• **Supplied data**
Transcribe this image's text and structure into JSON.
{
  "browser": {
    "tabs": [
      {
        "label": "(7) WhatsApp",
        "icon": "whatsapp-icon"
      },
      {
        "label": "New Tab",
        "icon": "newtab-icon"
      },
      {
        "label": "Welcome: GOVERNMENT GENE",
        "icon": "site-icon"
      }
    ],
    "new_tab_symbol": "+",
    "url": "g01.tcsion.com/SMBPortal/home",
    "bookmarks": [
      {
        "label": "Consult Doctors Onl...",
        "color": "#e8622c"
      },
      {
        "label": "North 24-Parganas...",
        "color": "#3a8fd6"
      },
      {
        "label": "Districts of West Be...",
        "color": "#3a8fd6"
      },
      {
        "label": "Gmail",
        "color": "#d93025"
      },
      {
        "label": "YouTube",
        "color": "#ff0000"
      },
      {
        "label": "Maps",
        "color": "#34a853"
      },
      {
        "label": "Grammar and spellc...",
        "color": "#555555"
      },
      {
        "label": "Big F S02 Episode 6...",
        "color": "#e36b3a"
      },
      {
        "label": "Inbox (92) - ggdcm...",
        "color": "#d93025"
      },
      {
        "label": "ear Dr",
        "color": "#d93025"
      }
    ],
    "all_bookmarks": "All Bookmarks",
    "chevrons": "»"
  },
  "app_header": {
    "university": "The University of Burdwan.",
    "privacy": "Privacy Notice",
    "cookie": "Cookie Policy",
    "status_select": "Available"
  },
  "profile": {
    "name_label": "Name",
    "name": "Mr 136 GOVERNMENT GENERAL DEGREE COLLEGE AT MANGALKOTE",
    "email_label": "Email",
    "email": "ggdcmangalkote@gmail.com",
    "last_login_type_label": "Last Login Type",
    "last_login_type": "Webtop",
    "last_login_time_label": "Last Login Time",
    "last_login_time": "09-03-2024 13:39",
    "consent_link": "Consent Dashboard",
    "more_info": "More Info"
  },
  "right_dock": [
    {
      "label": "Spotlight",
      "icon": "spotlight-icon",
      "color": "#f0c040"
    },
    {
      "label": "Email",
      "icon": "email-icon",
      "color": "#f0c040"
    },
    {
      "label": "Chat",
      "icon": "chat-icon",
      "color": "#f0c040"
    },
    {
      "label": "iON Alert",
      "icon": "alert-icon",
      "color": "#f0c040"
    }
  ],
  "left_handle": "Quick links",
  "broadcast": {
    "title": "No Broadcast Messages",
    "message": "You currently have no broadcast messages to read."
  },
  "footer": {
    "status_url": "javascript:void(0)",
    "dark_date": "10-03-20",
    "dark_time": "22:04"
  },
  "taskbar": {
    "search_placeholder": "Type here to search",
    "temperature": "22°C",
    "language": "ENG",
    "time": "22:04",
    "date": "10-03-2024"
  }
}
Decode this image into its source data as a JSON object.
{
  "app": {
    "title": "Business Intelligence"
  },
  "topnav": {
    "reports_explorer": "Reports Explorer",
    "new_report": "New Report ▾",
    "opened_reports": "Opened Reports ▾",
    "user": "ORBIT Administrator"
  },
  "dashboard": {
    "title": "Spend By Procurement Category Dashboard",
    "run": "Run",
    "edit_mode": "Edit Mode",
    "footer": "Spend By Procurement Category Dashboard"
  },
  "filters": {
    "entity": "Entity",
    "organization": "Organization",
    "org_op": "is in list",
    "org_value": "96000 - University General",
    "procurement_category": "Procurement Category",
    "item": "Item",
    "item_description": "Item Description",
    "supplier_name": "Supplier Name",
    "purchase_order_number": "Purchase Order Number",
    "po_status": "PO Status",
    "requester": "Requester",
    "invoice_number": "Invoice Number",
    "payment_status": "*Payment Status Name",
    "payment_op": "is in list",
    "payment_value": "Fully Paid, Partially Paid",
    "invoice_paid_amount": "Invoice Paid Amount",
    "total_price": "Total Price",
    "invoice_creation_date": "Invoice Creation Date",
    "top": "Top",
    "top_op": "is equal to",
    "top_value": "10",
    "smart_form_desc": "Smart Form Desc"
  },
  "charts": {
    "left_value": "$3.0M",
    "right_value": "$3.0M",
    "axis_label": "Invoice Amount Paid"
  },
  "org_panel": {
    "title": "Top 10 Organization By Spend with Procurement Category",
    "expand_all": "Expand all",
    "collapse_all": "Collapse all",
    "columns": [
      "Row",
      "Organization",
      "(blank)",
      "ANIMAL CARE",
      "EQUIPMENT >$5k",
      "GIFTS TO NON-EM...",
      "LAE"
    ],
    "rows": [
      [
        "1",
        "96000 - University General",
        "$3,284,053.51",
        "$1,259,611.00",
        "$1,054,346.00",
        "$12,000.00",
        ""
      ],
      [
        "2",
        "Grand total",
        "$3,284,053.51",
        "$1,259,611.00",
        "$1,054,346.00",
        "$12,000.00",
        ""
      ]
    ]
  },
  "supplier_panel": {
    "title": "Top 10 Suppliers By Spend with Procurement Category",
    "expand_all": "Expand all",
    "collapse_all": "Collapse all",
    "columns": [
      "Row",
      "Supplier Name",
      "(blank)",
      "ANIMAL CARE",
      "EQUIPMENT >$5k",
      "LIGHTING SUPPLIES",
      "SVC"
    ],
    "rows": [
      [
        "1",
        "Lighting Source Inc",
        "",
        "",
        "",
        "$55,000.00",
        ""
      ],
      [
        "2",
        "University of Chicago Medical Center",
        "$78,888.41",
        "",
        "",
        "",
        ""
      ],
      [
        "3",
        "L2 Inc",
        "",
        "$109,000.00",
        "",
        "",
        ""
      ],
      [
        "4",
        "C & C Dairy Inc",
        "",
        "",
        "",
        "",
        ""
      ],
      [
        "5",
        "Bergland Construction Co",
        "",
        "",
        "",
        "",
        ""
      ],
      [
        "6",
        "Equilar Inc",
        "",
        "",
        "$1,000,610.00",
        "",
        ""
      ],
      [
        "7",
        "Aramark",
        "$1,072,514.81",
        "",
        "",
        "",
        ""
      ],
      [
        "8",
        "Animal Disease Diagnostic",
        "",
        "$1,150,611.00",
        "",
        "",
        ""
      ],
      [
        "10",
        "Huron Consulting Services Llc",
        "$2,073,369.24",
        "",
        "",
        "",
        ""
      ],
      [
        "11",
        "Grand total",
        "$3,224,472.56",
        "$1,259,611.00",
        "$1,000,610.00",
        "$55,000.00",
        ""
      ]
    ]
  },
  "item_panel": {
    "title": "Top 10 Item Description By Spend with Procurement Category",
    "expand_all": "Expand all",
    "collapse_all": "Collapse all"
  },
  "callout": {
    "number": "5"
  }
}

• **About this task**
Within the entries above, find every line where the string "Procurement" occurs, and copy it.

• **Solution to the exercise**
    "title": "Spend By Procurement Category Dashboard",
    "footer": "Spend By Procurement Category Dashboard"
    "procurement_category": "Procurement Category",
    "title": "Top 10 Organization By Spend with Procurement Category",
    "title": "Top 10 Suppliers By Spend with Procurement Category",
    "title": "Top 10 Item Description By Spend with Procurement Category",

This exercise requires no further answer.